**What you will do:** The whole listing below is to be returned without alteration.

**Extracted entries:**
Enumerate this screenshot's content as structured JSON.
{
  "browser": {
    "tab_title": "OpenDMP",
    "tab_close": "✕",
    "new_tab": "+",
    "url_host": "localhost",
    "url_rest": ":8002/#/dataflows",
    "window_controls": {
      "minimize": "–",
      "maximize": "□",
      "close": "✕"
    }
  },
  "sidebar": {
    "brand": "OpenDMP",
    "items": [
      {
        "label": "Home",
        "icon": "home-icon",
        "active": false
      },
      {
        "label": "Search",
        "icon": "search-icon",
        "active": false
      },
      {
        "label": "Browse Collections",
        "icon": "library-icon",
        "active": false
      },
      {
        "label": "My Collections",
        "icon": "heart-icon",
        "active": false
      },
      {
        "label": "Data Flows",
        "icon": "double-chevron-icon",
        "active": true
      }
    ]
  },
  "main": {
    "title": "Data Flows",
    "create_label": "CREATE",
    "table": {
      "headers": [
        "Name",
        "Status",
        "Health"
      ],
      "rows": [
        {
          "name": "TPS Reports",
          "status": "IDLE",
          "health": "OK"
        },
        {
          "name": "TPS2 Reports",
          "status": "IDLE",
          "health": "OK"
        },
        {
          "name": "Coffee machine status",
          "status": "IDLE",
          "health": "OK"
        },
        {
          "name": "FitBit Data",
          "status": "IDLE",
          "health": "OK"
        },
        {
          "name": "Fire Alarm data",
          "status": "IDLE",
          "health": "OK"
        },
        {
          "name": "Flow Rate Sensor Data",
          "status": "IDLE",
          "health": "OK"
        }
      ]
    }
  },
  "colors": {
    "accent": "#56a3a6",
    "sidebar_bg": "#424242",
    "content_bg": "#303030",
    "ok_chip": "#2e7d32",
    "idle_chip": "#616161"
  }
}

**Task result:**
Enumerate this screenshot's content as structured JSON.
{
  "browser": {
    "tab_title": "OpenDMP",
    "tab_close": "✕",
    "new_tab": "+",
    "url_host": "localhost",
    "url_rest": ":8002/#/dataflows",
    "window_controls": {
      "minimize": "–",
      "maximize": "□",
      "close": "✕"
    }
  },
  "sidebar": {
    "brand": "OpenDMP",
    "items": [
      {
        "label": "Home",
        "icon": "home-icon",
        "active": false
      },
      {
        "label": "Search",
        "icon": "search-icon",
        "active": false
      },
      {
        "label": "Browse Collections",
        "icon": "library-icon",
        "active": false
      },
      {
        "label": "My Collections",
        "icon": "heart-icon",
        "active": false
      },
      {
        "label": "Data Flows",
        "icon": "double-chevron-icon",
        "active": true
      }
    ]
  },
  "main": {
    "title": "Data Flows",
    "create_label": "CREATE",
    "table": {
      "headers": [
        "Name",
        "Status",
        "Health"
      ],
      "rows": [
        {
          "name": "TPS Reports",
          "status": "IDLE",
          "health": "OK"
        },
        {
          "name": "TPS2 Reports",
          "status": "IDLE",
          "health": "OK"
        },
        {
          "name": "Coffee machine status",
          "status": "IDLE",
          "health": "OK"
        },
        {
          "name": "FitBit Data",
          "status": "IDLE",
          "health": "OK"
        },
        {
          "name": "Fire Alarm data",
          "status": "IDLE",
          "health": "OK"
        },
        {
          "name": "Flow Rate Sensor Data",
          "status": "IDLE",
          "health": "OK"
        }
      ]
    }
  },
  "colors": {
    "accent": "#56a3a6",
    "sidebar_bg": "#424242",
    "content_bg": "#303030",
    "ok_chip": "#2e7d32",
    "idle_chip": "#616161"
  }
}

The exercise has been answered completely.